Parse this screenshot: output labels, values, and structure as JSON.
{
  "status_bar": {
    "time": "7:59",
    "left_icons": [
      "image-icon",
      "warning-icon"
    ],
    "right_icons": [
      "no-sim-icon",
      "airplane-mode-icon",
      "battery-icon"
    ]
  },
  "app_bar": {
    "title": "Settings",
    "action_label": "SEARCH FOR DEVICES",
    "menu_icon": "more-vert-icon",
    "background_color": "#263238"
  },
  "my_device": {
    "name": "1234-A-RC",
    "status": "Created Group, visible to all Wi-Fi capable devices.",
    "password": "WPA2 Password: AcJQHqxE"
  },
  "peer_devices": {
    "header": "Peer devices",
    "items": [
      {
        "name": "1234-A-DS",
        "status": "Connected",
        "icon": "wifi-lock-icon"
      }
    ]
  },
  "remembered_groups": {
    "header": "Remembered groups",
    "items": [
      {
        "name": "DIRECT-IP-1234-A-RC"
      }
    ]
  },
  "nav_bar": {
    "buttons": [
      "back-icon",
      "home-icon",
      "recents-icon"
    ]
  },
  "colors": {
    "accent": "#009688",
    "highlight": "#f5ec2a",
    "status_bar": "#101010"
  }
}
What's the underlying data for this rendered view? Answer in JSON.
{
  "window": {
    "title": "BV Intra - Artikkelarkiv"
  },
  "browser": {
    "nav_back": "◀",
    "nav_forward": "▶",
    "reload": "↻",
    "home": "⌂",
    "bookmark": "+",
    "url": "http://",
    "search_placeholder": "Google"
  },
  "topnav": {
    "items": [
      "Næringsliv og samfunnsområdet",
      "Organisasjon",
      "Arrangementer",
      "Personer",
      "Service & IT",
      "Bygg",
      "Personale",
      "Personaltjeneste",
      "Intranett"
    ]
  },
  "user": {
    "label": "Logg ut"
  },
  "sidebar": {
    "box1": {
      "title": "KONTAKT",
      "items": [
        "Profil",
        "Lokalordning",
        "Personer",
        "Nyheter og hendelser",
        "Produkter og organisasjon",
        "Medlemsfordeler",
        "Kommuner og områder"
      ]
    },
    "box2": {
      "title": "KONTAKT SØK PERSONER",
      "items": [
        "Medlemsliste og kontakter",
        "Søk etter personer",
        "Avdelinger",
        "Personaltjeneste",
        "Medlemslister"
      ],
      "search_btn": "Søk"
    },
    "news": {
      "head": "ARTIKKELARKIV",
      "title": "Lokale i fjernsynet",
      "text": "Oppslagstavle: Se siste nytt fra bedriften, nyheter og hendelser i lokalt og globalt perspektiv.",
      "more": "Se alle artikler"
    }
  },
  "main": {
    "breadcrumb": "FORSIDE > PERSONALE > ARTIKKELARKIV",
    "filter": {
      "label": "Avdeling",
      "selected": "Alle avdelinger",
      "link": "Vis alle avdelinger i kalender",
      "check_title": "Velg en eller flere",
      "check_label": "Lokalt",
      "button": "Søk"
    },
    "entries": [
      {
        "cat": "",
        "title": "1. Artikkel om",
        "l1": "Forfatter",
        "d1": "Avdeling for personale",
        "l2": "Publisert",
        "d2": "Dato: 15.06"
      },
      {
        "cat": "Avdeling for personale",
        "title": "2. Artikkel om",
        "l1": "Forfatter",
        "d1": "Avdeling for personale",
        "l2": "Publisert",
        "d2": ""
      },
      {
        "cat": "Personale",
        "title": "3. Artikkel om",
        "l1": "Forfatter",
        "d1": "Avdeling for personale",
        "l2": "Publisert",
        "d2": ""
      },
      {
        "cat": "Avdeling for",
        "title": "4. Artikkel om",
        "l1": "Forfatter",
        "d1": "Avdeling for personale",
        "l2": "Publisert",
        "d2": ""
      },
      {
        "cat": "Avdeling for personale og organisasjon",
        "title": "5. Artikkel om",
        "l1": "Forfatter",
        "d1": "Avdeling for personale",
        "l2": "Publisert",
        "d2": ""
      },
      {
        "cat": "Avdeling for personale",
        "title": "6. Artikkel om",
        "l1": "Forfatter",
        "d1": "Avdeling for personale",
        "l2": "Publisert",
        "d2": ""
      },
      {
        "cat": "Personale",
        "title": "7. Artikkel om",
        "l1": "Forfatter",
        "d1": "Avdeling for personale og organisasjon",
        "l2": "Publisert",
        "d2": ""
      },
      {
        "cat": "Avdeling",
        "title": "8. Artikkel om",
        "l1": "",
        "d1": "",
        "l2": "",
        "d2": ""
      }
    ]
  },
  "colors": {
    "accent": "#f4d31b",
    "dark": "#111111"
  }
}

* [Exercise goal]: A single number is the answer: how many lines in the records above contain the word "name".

* [Solution to the problem]: 3